This is the collection of matter that we refer to as Laniakea: our local supercluster. It links up our own massive cluster, the Virgo cluster, with the Centaurus cluster, the Great Attractor, the Norma Cluster and many others. It’s a beautiful idea that represents structures on scales larger than a visual inspection would reveal. But there’s a problem with the idea of Laniakea in particular and with superclusters in general: these are not real, bound structures, but only apparent structures that are currently in the process of dissolving away entirely.
Our Universe isn’t just a race between an initial expansion and the counteracting gravitational force caused by matter and radiation. In addition, there’s also a positive form of energy that’s inherent to space itself: dark energy. It causes the recession of distant galaxies to speed up as time goes on. And — perhaps most importantly — it gets more important on larger scales and at later times, which is particularly relevant for the existence of superclusters.
If there were no dark energy, Laniakea would most certainly be real. Over time, its galaxies and clusters would all mutually mutually attract, leading to an enormous grouping of 100,000+ galaxies, the likes of which our Universe has never seen. Unfortunately, dark energy became the dominant factor in our Universe’s evolution approximately 6 billion years ago, and the various components of the Laniakea supercluster are already accelerating away from one another. Every component of Laniakea, including every independent group and cluster mentioned in this article, is not gravitationally bound to any other.
Every supercluster that we’ve ever identified are not only gravitationally unbound from one another, but they themselves are not gravitationally bound structures. The individual groups and clusters within a supercluster are unbound, meaning that as time goes on, each structure presently identified as a supercluster will eventually dissociate. For our own corner of the Universe, the Local Group will never merge with the Virgo cluster, the Leo I group, or any structure larger than our own.
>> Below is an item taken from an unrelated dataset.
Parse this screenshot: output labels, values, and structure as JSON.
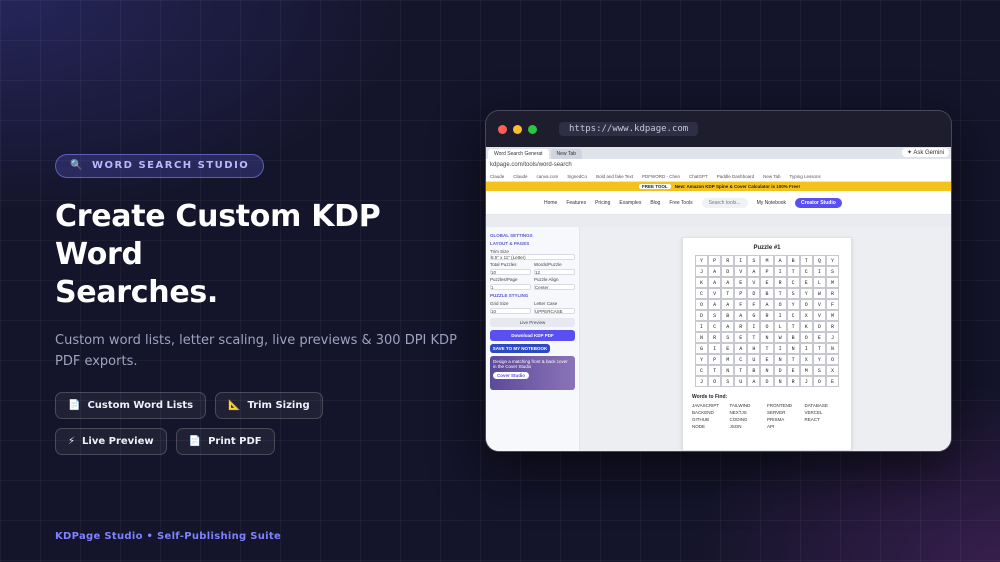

On the largest cosmic scales, enormous collections of galaxies spanning vast volumes of space appear to be real — the Universe’s superclusters — but these apparent structures are ephemeral and transient. They are not bound together, and they will never become so. In fact, if a structure had not already accumulated enough mass 6 billion years ago to become bound, when dark energy first dominated the Universe’s expansion, it never will. Billions of years from now, the individual supercluster components will be torn apart by the Universe’s expansion, forever adrift as lonesome islands in the great cosmic ocean.